Invited Talk:  MIME & Metamail: Moving Multimedia Mail
into the Mainstream?
Nathaniel S. Borenstein, Bellcore

Most users continue to live in a text-only world, at least
for email.  MIME (Multipurpose Internet Mail Extensions)
provides a standard format for multimedia electronic
mail. Early MIME implementations effect a transition
from text to multimedia, but the overall task is
enormous - requiring nothing less than the replacement
of ASCII as the "common denominator."  This talk
provides an overview of MIME, then describes current
MIME implementations and the remaining obstacles that
separate us from the dream of universal multimedia
communication.

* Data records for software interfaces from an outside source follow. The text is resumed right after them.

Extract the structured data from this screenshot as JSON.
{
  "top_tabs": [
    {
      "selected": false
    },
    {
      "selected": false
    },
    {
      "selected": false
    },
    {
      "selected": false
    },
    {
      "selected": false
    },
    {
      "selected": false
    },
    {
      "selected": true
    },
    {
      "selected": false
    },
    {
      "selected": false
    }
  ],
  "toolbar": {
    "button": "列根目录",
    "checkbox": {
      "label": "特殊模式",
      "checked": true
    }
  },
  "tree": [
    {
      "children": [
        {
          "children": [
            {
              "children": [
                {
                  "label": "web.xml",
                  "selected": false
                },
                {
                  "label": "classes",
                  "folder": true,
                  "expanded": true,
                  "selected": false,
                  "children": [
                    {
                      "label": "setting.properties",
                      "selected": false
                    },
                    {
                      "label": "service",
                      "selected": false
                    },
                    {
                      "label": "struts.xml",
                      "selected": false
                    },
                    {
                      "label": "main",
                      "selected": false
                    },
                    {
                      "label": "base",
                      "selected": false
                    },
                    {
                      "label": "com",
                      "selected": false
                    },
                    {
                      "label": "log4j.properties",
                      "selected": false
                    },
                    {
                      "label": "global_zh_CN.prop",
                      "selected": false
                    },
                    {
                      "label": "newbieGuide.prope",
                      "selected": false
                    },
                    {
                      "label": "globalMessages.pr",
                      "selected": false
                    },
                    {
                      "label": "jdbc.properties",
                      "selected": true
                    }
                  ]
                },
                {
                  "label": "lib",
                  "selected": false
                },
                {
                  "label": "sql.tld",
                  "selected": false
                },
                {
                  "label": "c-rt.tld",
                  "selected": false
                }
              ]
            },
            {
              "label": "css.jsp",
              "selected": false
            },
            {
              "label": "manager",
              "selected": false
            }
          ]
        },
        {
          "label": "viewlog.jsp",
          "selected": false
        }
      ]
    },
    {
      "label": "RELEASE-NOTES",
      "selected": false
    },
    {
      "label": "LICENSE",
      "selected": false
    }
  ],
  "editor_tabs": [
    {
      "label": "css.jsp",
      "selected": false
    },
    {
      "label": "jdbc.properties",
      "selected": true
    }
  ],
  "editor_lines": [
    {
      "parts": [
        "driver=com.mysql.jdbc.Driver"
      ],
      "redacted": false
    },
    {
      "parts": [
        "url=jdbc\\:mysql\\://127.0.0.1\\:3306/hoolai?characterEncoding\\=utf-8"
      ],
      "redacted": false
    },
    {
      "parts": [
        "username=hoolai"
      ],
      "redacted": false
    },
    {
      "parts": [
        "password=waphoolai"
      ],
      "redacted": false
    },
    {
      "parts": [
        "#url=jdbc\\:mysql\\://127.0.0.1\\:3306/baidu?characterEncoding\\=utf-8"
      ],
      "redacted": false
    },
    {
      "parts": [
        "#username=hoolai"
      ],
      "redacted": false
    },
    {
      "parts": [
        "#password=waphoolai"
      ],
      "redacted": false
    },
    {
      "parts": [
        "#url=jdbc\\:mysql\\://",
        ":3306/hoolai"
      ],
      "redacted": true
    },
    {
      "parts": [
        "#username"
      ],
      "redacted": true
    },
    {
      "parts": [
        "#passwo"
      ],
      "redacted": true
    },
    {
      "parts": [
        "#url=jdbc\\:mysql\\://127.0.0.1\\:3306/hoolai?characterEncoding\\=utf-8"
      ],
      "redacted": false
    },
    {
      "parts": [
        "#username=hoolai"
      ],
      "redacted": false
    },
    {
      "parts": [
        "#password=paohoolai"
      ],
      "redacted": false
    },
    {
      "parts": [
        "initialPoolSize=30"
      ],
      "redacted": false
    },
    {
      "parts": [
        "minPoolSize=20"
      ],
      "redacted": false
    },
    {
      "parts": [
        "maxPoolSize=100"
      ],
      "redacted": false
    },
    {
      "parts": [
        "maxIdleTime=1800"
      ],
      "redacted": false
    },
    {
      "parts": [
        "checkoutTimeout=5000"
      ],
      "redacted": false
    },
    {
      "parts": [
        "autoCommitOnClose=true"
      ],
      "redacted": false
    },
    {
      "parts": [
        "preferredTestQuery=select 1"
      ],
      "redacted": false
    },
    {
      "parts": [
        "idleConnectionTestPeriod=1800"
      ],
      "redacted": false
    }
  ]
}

12:05 pm - 1:30 pm  Lunch

1:30 pm - 2:50 pm [track 1]

Cache & Carry
Session Chair:  David S. H. Rosenthal, SunSoft, Inc.

The Design and Implementation of a Mobile
Internetworking Architecture
John Ioannidis, Columbia University

Mobile Computing Environment Based on Internet Packet
Forwarding
Hiromi Wada, Takashi Yozawa, Tatsuya Ohnishi, Yasunori
Tanaka, Matsushita

The Compression Cache:  Using Online Compression to
Extend Physical Memory
Fred Douglis, Matsushita

1:30 pm - 2:50 pm [track 2]

Invited Talk:  Highlights from the USENIX System
Admistration Conference (LISA VI), October 1992
Chaired by Rob Kolstad, Berkeley Software Design, Inc.

1:30 pm - 2:50 pm [track 3]

Invited Talk: Object Databases: More Than a Shift in
Modeling Paradigm
David J. Jordan, AT&T Bell Laboratories

Migrating from relational to object database technology
involves more than just applying the object paradigm to
conceptual database schema design.  A key factor is the
choice of language used for specifying object semantics,
and where the resulting functionality executes - in the
client applications or database server - potentially
yielding database transparency and reduced application
development costs.  The presentation will provide a
conceptual overview of object databases and how they
differ from current relational technology so one can
better determine which technology is more appropriate
for a particular application.

2:50 pm - 4:00 pm  

CLOSING REMARKS